OUT ON A WHIM by Gerald Nachman


Email this review


With this latest dense pack of expertly guided missives, humorist Nachman (Playing House) proves to be a real contender for the Droll and Pointed Wit Championship, newspaper column division. The ten dozen or so assorted pieces come in various risible hues, from colored-glass rosy to bilious green. A premise is set in a sentence, and he's off. In the light of recent encouraging books on the subject, he discusses death and how to survive it. Call him crazy; he's optimistic about the coming Ice Age (just ""don't stand near a glacier""). He's not so sanguine, however, about the curse of workaholism--and you can forget about nostalgia, as far as he's concerned. Want to talk like a wine expert, a book reviewer, a tax maven, or even a hack journalist? Listen to Nachman: he has near-perfect pitch for late-breaking jargon. There's a fan mag interview with aged Prince Charming (whose book will tell-all about Snow White, Cinderella, Rapunzel, and other ex-amours). Among Nachman's ten literary classics: Make Way for Ducklings, Movies on TV, and Here's Johnny! In considering the thespian arts, he's noticed that ""almost anyone can imitate a robot,"" and the ""people in movies never throw drinks at hall closets or bookcases.

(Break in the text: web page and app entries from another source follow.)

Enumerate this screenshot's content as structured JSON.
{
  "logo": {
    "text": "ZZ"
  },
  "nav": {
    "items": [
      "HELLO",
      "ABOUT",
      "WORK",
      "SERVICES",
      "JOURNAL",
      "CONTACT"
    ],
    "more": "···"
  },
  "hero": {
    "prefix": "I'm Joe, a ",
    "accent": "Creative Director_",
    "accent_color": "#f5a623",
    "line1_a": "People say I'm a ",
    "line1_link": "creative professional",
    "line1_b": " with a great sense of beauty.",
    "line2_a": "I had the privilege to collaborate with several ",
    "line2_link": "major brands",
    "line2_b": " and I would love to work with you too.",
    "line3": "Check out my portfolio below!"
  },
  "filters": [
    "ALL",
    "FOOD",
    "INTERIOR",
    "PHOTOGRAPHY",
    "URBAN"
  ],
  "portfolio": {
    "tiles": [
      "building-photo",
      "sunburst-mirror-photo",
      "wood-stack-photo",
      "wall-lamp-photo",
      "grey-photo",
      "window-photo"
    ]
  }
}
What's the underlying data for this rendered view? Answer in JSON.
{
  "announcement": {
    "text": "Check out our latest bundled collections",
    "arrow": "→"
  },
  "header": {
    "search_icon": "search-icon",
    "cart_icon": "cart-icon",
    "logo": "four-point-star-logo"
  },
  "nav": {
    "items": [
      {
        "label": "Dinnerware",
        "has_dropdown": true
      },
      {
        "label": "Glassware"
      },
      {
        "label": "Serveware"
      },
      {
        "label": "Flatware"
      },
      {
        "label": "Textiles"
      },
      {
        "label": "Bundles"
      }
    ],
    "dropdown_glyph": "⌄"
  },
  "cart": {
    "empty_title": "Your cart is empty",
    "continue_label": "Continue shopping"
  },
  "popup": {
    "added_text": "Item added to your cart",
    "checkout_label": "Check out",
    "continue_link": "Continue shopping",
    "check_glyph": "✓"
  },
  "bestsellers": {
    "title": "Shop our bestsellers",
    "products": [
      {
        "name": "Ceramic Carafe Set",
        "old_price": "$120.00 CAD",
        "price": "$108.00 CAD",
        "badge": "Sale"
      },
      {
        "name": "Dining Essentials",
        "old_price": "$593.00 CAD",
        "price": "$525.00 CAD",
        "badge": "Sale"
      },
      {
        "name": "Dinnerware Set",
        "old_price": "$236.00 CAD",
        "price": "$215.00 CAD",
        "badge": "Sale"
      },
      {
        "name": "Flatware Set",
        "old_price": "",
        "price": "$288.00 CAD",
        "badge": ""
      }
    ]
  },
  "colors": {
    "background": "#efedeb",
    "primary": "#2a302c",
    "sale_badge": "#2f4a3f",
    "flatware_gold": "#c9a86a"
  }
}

Always a fireplace."" He comes right out and says it: there's nothing funny about a clown. Forthright and courageous, that's Nachman--and a minor pleasure to dip into.

Pub Date: March 4th, 1983
Publisher: Doubleday